The deadline to make IRA contributions is always April 15th of the next year. However, one can fund their IRA as early as January 1st of the current year. This way they can capture an additional 15 months’ worth of interest or earnings, which can result in a dramatic difference over time.
When to consolidate IRA accounts?
It’s very common for people to have multiple retirement accounts. This can include IRAs opened over the years of the account balances left in the plans of former employers. Together, these assets may represent something significant. Some of the reasons to consolidate IRA accounts.
It is normally difficult to maintain an investment strategy which is an accurate representation of one’s goals, timing and risk tolerance with assets spread across multiple financial institutions. A single account can make it easier to determine whether a portfolio aligns with the investor’s retirement goals.
A self-directed IRA generally offers the ability to choose from a wide range of products such as stocks, bonds, mutual funds, annuities and more.
It is easier to monitor one’s progress and investment results when their retirement savings are in one place, as it will generate one statement instead of several. This simplifies things by providing a comprehensive report of all owned investment vehicles.
Reducing the number of accounts owned may also reduce account fees and other investment-related charges. Dealing with one account instead of several can simplify the distribution process. This includes complying with complex minimum distribution rules when one reaches 70 and a half.
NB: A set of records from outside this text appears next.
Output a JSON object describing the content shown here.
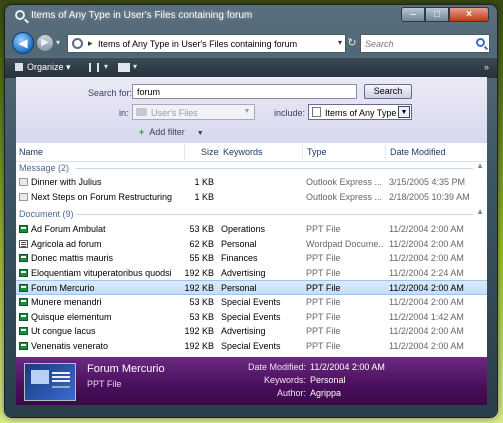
{
  "window": {
    "title": "Items of Any Type in User's Files containing forum"
  },
  "address_bar": {
    "path": "Items of Any Type in User's Files containing forum",
    "search_placeholder": "Search"
  },
  "command_bar": {
    "organize_label": "Organize"
  },
  "search_pane": {
    "search_for_label": "Search for:",
    "search_for_value": "forum",
    "search_button": "Search",
    "in_label": "in:",
    "in_value": "User's Files",
    "include_label": "include:",
    "include_value": "Items of Any Type",
    "add_filter": "Add filter"
  },
  "columns": {
    "name": "Name",
    "size": "Size",
    "keywords": "Keywords",
    "type": "Type",
    "date": "Date Modified"
  },
  "groups": [
    {
      "title": "Message (2)",
      "items": [
        {
          "icon": "mail-icon",
          "name": "Dinner with Julius",
          "size": "1 KB",
          "keywords": "",
          "type": "Outlook Express ...",
          "date": "3/15/2005 4:35 PM"
        },
        {
          "icon": "mail-icon",
          "name": "Next Steps on Forum Restructuring",
          "size": "1 KB",
          "keywords": "",
          "type": "Outlook Express ...",
          "date": "2/18/2005 10:39 AM"
        }
      ]
    },
    {
      "title": "Document (9)",
      "items": [
        {
          "icon": "ppt-icon",
          "name": "Ad Forum Ambulat",
          "size": "53 KB",
          "keywords": "Operations",
          "type": "PPT File",
          "date": "11/2/2004 2:00 AM"
        },
        {
          "icon": "wordpad-icon",
          "name": "Agricola ad forum",
          "size": "62 KB",
          "keywords": "Personal",
          "type": "Wordpad Docume...",
          "date": "11/2/2004 2:00 AM"
        },
        {
          "icon": "ppt-icon",
          "name": "Donec mattis mauris",
          "size": "55 KB",
          "keywords": "Finances",
          "type": "PPT File",
          "date": "11/2/2004 2:00 AM"
        },
        {
          "icon": "ppt-icon",
          "name": "Eloquentiam vituperatoribus quodsi",
          "size": "192 KB",
          "keywords": "Advertising",
          "type": "PPT File",
          "date": "11/2/2004 2:24 AM"
        },
        {
          "icon": "ppt-icon",
          "name": "Forum Mercurio",
          "size": "192 KB",
          "keywords": "Personal",
          "type": "PPT File",
          "date": "11/2/2004 2:00 AM",
          "selected": true
        },
        {
          "icon": "ppt-icon",
          "name": "Munere menandri",
          "size": "53 KB",
          "keywords": "Special Events",
          "type": "PPT File",
          "date": "11/2/2004 2:00 AM"
        },
        {
          "icon": "ppt-icon",
          "name": "Quisque elementum",
          "size": "53 KB",
          "keywords": "Special Events",
          "type": "PPT File",
          "date": "11/2/2004 1:42 AM"
        },
        {
          "icon": "ppt-icon",
          "name": "Ut congue lacus",
          "size": "192 KB",
          "keywords": "Advertising",
          "type": "PPT File",
          "date": "11/2/2004 2:00 AM"
        },
        {
          "icon": "ppt-icon",
          "name": "Venenatis venerato",
          "size": "192 KB",
          "keywords": "Special Events",
          "type": "PPT File",
          "date": "11/2/2004 2:00 AM"
        }
      ]
    }
  ],
  "details": {
    "name": "Forum Mercurio",
    "type": "PPT File",
    "date_label": "Date Modified:",
    "date_value": "11/2/2004 2:00 AM",
    "keywords_label": "Keywords:",
    "keywords_value": "Personal",
    "author_label": "Author:",
    "author_value": "Agrippa"
  },
  "colors": {
    "selection": "#c4ddf7",
    "details_bg": "#4a0f5c",
    "search_pane_bg": "#e2e2f2"
  }
}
Also one can avoid the risk of losing track of retirement accounts or access to the account assets in case a former employer merges with another company or goes out of business.
IRAs can be a valuable tool for saving for retirement. The wide range of account features and investment options can make it challenging to select the most appropriate IRA. There are many educational resources available to educate people about the best IRA accounts to choose for this year.